I personally believe that photos should be used to tell a story and evoke a change or thought. When words cannot describe how horrific or wonderful an event is, a picture shows us. In “Annual Editions: Mass Media- 12/13” it talks about the earthquake in Haiti and the images used by news organizations after the horrendous natural disaster occurred. As Americans we have never seen destruction like that, we cannot grasp the concept of what that would be like. The book states “The more images of unimaginable suffering were published, the more international aid poured in.” The photos of dead children, bloody victims, and screaming Haitians in the loss of there beloved evoked change.
I think citizens forget that newsrooms (whether print or television) work as a team. When a photo or footage can be taken in a risqué way, the newsrooms know. They’re not dumb. Intense conversations go into if the images should run and a reason is always reached.

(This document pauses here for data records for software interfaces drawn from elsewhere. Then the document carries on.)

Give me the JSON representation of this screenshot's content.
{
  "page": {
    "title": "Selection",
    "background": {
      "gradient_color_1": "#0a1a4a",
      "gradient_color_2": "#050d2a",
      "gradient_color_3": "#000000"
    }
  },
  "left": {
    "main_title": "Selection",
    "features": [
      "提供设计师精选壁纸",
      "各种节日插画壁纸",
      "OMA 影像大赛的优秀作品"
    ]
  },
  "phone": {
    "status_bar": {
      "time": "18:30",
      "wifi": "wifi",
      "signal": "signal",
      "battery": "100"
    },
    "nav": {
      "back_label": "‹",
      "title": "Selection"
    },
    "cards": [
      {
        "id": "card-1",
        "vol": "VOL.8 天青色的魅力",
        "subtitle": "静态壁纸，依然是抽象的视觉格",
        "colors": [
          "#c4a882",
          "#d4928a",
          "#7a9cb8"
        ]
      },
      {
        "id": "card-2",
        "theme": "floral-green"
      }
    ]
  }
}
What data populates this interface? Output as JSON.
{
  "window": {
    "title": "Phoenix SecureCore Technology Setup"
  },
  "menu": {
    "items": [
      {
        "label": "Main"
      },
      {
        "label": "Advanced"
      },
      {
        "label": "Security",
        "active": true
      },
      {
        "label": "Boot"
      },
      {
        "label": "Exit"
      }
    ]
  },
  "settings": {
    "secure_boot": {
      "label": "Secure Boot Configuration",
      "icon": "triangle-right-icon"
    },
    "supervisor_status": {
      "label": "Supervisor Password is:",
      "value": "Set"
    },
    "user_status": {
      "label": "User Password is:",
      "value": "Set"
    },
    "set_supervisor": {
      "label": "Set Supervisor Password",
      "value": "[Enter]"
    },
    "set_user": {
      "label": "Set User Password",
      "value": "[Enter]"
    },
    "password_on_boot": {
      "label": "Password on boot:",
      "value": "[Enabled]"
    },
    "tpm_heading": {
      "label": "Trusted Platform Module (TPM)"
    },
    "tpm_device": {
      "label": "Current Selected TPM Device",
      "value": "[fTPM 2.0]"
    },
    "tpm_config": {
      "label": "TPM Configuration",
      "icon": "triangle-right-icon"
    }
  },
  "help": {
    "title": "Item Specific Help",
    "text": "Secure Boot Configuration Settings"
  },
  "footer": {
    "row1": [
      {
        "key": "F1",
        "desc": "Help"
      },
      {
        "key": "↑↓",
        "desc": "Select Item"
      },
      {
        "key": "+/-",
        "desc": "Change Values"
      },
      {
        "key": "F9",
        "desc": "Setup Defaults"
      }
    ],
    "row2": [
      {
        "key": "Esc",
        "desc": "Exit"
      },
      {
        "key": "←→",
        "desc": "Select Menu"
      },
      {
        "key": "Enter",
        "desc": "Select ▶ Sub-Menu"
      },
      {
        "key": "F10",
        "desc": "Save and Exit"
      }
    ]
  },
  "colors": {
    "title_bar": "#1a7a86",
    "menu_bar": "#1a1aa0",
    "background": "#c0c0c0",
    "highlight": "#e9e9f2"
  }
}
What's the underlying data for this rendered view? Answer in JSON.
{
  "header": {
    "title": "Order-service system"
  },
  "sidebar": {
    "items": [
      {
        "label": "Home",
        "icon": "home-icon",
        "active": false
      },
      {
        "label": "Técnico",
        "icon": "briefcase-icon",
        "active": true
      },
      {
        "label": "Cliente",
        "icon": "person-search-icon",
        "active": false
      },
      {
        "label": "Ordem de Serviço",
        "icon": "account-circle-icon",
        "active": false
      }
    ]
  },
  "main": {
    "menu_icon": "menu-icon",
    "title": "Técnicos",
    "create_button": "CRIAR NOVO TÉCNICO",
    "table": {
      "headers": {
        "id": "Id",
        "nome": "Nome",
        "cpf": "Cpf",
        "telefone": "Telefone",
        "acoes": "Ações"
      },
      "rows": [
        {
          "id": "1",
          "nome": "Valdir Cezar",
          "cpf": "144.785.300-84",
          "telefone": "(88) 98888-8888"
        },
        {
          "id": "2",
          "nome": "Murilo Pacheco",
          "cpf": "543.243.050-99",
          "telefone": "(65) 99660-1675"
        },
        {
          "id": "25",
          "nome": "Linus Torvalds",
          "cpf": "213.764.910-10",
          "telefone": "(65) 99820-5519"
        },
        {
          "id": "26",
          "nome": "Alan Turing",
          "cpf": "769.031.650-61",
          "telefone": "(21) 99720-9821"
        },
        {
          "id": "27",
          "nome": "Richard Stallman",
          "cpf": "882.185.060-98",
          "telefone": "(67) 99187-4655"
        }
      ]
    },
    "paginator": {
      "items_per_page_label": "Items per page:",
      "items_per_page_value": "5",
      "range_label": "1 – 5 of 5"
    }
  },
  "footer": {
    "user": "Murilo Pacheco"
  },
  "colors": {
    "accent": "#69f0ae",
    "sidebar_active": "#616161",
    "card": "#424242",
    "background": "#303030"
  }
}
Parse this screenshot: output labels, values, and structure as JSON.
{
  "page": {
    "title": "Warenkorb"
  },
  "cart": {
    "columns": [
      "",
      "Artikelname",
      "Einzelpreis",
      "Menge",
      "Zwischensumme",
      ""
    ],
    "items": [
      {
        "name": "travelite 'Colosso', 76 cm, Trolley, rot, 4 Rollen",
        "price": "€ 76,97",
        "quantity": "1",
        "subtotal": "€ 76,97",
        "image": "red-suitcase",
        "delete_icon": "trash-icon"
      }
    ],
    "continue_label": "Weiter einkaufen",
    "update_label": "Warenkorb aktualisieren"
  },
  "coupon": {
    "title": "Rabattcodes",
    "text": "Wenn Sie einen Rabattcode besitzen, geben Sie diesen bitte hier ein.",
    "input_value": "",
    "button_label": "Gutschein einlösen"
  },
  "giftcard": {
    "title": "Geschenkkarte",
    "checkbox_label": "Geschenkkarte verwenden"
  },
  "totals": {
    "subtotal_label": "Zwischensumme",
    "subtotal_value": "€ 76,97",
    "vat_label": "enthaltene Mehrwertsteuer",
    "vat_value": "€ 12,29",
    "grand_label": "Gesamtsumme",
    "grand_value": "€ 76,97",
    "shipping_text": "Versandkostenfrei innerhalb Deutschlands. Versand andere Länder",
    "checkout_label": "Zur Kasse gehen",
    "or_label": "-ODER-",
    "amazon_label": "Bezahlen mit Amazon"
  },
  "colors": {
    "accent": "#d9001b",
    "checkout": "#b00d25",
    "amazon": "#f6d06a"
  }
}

One point that I think is important to make is that you can express in words, whether in a script for news or in a description of the picture, why you are running the image. We are humans. We can, indeed, show emotions. Editors could put something like “This image may be hard to view, but it shows the magnitude of destruction this earthquake has caused on the people of Haiti.”
We live in a world of technology and social media where photos are shared, stored, liked, commented on and thrown around like it’s nothing. I think this is a positive way of sharing the ways of lives from all over the world. It increases a sense of connection and truly shows us, as people, what is like for others during the best and worst times.